### Instructions to follow:
Report each line below that carries the word "Starting".

*** Supplied records

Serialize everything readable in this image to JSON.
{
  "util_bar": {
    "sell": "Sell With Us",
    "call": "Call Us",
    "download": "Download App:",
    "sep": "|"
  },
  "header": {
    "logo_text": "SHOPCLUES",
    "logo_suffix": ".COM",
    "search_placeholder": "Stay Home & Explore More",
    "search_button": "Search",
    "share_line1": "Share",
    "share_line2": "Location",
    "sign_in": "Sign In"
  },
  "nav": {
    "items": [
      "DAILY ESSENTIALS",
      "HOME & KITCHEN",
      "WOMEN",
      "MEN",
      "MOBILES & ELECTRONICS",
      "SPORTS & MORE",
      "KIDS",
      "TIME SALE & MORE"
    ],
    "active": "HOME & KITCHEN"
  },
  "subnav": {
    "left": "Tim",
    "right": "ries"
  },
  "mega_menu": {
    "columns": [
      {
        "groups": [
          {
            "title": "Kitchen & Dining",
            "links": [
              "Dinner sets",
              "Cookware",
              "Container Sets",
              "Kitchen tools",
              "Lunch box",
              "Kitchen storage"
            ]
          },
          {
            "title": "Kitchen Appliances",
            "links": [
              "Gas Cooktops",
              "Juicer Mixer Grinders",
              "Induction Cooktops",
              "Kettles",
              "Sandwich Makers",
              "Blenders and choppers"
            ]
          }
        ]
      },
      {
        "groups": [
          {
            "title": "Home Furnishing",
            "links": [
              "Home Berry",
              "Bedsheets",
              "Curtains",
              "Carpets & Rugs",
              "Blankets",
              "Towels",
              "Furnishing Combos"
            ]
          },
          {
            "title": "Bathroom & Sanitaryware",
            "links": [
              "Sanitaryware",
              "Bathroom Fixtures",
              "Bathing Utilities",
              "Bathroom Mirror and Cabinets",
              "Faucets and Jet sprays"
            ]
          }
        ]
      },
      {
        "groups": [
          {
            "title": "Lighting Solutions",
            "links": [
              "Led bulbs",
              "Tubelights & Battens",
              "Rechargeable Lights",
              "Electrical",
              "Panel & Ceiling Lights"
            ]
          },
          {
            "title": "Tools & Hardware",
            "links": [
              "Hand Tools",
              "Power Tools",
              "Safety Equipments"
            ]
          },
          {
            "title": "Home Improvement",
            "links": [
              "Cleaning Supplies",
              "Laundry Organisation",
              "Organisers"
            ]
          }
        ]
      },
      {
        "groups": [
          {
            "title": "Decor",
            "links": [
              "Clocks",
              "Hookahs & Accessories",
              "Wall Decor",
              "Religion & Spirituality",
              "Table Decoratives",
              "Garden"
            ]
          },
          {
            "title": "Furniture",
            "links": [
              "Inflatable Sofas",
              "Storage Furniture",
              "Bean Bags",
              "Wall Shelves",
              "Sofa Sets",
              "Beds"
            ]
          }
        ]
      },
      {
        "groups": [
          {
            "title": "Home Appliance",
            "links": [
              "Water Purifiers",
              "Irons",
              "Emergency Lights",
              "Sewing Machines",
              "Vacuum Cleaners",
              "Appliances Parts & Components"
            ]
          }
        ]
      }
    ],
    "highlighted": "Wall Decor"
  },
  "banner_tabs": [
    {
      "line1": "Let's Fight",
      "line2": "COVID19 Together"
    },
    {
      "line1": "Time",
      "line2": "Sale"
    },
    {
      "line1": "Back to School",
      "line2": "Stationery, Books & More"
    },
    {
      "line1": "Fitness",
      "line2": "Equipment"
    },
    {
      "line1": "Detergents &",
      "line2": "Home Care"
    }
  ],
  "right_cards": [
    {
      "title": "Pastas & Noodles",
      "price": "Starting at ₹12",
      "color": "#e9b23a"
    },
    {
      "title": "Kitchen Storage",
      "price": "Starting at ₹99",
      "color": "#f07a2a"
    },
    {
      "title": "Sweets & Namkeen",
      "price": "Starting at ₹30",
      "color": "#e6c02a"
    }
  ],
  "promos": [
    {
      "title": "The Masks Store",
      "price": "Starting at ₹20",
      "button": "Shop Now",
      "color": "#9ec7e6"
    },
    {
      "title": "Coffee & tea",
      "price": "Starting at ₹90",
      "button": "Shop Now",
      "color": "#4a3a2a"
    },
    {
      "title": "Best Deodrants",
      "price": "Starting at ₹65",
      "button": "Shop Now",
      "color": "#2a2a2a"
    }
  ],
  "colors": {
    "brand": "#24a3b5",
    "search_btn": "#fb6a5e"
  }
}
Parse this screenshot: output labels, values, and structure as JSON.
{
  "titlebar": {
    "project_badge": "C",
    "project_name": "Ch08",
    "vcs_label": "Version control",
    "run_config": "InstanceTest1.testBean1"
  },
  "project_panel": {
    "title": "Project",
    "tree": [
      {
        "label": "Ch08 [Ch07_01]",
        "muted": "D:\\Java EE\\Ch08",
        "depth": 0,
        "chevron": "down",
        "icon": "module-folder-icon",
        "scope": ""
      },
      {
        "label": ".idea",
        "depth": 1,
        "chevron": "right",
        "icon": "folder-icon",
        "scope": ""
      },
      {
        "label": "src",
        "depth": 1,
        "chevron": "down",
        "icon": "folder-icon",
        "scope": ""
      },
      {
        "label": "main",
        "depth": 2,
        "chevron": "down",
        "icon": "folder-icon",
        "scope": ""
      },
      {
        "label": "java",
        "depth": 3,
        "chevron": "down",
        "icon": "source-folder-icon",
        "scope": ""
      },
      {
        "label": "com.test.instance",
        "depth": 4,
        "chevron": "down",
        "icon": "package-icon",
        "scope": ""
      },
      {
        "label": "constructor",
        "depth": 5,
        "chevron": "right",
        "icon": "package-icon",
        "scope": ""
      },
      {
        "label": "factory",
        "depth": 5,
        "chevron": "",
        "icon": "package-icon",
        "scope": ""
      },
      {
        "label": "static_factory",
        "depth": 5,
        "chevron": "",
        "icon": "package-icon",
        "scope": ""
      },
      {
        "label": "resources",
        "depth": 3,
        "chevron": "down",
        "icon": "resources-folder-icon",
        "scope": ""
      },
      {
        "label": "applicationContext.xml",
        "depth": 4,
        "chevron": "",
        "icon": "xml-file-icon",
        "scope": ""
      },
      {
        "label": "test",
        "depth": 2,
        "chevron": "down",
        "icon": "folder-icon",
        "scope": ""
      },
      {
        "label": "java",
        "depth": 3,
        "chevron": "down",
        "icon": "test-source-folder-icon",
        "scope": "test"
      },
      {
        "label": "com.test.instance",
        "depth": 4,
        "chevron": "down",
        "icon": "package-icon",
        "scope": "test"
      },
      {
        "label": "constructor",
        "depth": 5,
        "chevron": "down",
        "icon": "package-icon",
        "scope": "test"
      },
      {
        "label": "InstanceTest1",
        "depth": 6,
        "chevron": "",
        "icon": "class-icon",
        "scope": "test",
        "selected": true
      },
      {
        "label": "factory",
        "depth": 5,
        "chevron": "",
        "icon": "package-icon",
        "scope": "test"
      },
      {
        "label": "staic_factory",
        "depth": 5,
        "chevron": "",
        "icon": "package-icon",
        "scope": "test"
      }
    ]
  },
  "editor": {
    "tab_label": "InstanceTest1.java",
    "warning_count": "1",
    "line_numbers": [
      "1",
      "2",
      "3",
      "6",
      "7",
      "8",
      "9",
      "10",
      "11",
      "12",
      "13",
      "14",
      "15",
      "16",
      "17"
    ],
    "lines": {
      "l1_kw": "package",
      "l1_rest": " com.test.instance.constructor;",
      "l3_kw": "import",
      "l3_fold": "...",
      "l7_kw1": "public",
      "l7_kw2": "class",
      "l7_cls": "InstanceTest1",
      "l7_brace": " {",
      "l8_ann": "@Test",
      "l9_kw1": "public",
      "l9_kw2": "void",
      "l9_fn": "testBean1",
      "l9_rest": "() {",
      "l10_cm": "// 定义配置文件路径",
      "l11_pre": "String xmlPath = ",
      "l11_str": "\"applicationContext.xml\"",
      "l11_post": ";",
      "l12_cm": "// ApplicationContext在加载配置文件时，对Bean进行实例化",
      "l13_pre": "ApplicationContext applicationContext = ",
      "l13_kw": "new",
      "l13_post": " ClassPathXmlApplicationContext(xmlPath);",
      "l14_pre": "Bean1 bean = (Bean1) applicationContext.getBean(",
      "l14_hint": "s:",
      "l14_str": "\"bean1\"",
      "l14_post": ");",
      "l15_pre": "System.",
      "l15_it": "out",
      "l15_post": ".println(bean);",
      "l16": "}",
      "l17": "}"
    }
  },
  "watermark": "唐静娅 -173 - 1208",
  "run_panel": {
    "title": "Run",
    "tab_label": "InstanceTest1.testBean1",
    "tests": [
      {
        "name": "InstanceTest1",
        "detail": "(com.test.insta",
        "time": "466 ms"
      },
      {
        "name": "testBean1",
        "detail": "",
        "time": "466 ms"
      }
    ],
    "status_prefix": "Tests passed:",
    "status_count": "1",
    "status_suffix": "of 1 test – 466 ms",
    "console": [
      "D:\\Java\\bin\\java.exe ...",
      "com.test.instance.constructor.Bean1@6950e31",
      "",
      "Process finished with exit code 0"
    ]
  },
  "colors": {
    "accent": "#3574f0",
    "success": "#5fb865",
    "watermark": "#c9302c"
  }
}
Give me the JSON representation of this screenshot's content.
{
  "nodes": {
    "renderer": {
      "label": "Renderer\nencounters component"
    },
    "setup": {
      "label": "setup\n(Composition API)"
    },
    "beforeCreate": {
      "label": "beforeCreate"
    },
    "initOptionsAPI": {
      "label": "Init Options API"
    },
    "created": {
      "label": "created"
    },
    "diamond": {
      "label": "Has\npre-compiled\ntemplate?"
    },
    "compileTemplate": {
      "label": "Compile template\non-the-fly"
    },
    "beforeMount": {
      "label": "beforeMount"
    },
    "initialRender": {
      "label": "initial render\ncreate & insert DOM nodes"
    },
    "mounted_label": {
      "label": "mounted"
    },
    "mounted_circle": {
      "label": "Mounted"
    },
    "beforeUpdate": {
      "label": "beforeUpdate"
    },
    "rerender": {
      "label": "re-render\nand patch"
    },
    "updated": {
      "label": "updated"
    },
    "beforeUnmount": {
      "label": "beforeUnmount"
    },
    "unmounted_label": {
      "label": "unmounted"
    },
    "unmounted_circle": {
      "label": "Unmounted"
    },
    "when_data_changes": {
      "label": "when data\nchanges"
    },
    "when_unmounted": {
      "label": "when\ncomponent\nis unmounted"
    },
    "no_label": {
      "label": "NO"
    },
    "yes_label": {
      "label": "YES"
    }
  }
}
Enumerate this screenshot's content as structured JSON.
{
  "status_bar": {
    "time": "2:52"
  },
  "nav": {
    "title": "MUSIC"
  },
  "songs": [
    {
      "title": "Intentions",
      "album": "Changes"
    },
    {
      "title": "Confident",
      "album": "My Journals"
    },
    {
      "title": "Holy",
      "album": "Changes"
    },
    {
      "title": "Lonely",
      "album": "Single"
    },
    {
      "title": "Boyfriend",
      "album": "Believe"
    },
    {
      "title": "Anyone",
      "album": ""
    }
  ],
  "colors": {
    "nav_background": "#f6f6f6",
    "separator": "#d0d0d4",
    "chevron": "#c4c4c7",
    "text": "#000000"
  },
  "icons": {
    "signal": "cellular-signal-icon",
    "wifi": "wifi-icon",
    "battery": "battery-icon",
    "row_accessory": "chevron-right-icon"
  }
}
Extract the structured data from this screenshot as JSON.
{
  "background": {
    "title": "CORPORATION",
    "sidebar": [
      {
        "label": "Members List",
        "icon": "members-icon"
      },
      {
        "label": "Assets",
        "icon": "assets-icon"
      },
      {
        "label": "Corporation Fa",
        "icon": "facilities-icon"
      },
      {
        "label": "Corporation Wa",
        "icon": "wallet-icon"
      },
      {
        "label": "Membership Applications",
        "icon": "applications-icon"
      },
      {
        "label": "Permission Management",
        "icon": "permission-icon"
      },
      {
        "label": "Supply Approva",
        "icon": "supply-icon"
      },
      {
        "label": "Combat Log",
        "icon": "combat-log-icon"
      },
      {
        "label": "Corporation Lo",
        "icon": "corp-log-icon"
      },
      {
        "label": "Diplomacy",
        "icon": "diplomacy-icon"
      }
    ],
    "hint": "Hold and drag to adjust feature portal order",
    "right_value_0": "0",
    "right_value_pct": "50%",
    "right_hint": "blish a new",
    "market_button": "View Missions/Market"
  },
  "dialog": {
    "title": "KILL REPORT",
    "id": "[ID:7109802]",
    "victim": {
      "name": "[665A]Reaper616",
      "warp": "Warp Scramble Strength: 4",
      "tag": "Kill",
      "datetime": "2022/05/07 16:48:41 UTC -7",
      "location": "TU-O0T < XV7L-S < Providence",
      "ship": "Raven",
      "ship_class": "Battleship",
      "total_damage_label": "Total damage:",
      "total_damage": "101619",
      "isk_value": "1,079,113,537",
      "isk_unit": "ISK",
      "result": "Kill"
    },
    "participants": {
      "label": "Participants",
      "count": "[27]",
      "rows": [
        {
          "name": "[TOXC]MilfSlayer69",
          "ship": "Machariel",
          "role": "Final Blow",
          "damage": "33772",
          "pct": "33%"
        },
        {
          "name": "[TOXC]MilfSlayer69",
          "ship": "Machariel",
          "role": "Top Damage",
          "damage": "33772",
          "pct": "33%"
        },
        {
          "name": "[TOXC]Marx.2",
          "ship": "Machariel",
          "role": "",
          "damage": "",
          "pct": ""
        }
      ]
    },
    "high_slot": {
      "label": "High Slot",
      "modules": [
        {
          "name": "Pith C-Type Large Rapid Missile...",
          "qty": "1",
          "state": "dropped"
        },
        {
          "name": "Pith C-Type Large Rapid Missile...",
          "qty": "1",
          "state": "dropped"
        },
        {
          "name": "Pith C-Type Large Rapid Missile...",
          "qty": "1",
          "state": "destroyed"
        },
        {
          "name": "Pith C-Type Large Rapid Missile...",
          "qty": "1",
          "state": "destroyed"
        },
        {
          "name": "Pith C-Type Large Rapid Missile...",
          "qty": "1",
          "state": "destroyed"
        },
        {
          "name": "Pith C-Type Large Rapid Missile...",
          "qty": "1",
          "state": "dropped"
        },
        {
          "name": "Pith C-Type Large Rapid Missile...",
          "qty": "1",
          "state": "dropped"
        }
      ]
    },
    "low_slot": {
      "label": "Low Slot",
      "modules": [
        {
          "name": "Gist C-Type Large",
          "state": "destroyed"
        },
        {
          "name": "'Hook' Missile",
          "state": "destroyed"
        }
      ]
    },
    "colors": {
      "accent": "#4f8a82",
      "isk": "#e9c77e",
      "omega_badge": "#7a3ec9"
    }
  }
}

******

### Response for this exercise:
      "price": "Starting at ₹12",
      "price": "Starting at ₹99",
      "price": "Starting at ₹30",
      "price": "Starting at ₹20",
      "price": "Starting at ₹90",
      "price": "Starting at ₹65",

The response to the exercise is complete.